A Gang of Seven

 Pointing the Way


 Two Movements

 Three Sacraments

 Facets of Vital Engagement

 Vital Engagement:
            Life Blood of Trust

 Steps Towards Trust

 Missed Steps

 Unseen Options  

 Justice in Relationships




9/11/2001. A friend and I are sitting on a park bench near my office in a suburb A third friend rushes out of the office and shouts: ‘Both Towers are hit.” “A plane brought down in a field in Pennsylvania. What next?” Stunned shock. On TV, “It has to be Al Qaeda!” I looked toward my friends. “Palestinians trapped in holding camps for generations.” * Why us? they ask. No one cares, they grieve. A dead-end! they weep.

I once stood in a refugee camp in Lebanon. I left there with unthinkable thoughts. What if it were me? Would I be passive, silent, full of rage? Would I urge my kids to strike their enemies if they had no other options? Would I press them to fight their way out by any means necessary? Even violence? I get it. Do I?

Violence? What if me or mine were killed or maimed by terrorist acts? I get that too! Do I? Who provoked violence? Who did it first? Who are the victimizers, who the victims? Whose history is worse? Who else is involved? Who suffers most? Comparative violence is useless as a measuring stick. It dodges reality. It deepens futility.

Imagination stretches to grasp each side, not to agree but to comprehend. My feelings mock me: “You belong on one side. Stay where you belong.” My imagination corners me. Where do you belong? Are you blinding yourself to bilateral injustice? Why close off meanings that scare you? Relentless, my imagination eggs me on. Am I disloyal if I get both sides? What comprises “both sides”? I know opponents who reach out to each other in secret. I know people who will alternatives to violence even when kith and kin disapprove.
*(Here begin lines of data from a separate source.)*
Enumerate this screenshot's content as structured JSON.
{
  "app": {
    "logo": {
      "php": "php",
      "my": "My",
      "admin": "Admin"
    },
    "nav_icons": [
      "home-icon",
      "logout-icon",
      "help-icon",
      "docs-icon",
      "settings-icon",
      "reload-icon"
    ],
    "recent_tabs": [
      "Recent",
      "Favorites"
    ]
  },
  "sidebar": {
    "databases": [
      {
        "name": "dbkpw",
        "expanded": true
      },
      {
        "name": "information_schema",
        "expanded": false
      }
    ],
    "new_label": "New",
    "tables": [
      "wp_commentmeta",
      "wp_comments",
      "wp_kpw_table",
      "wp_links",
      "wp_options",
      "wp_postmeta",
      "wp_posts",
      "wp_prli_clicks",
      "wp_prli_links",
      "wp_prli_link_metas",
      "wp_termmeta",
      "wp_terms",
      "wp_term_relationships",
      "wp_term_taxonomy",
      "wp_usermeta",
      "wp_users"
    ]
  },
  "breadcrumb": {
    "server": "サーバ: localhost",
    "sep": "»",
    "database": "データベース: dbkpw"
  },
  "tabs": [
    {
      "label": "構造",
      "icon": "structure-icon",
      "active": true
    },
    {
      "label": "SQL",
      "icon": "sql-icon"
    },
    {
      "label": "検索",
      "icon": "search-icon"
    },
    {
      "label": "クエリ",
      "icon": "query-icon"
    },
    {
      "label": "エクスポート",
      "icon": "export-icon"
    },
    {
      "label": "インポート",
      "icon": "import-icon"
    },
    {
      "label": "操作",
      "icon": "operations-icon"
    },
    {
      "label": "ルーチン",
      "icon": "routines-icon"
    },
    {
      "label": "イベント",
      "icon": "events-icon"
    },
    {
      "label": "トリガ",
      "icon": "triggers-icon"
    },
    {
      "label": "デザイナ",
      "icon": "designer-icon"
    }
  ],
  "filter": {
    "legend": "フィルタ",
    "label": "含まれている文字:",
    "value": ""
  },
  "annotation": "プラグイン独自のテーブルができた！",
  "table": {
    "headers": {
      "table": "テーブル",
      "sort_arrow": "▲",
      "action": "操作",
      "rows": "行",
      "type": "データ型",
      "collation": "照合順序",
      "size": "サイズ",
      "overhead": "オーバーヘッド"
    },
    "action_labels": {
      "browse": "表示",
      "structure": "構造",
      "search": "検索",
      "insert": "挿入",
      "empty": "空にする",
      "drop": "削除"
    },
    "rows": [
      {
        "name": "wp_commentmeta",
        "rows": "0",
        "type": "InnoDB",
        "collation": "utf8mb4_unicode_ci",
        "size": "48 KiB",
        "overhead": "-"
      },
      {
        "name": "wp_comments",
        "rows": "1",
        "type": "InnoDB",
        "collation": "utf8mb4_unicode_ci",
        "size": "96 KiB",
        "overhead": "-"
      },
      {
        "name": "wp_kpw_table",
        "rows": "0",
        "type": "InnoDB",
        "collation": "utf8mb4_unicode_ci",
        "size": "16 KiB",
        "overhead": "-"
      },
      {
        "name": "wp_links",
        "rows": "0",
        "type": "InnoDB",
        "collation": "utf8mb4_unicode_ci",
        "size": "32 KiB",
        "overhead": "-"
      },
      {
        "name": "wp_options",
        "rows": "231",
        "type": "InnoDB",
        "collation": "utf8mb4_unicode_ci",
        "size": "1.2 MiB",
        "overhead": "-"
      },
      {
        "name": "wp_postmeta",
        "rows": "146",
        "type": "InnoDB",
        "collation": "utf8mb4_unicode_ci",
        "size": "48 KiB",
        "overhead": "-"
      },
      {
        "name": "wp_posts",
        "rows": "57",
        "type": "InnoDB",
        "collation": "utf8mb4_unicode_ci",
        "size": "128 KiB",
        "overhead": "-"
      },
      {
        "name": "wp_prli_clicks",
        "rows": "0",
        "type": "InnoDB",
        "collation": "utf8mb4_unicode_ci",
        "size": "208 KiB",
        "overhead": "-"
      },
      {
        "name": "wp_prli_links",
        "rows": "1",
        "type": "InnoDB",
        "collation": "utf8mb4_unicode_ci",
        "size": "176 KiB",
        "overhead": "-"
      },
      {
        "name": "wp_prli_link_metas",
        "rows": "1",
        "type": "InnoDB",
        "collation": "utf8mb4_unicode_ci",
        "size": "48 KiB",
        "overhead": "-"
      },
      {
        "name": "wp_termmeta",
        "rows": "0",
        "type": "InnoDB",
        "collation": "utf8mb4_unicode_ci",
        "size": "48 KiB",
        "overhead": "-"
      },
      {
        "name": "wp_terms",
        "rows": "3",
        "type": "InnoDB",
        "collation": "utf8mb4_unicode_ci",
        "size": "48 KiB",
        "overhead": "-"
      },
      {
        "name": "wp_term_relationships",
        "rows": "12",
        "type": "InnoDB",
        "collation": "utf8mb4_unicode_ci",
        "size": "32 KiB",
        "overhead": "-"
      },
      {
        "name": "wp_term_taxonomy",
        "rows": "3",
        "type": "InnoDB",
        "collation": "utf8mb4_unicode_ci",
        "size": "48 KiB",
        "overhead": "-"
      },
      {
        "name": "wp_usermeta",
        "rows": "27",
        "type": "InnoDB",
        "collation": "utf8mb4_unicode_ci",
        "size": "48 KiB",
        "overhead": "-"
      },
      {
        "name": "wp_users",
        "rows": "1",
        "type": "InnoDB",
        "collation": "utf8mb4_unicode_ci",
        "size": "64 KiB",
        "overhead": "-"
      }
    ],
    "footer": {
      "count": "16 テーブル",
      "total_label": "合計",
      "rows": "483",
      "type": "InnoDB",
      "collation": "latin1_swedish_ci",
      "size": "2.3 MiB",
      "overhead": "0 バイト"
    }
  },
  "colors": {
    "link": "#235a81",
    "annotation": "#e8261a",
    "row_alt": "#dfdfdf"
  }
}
I know people who tried to bridge the gap, and are maimed or killed for their effort.

My imagination gets it: Not by despair but by hope, not by judgment but by acknowledgement, not by denial but by risk, not by helplessness but by action, not by power but by trust, even enemies learn to engage.

*June 30, 2009
421,993 Palestinians are refugees in Lebanon
224,194 Palestinians are housed in camps in Lebanon

Farid El Khazen, Permanent Settlement of Palestinians in Lebanon: A Recipe for Conflict, Journal of Refugee Studies Vol. 10, no. 3 1997, American University at Beirut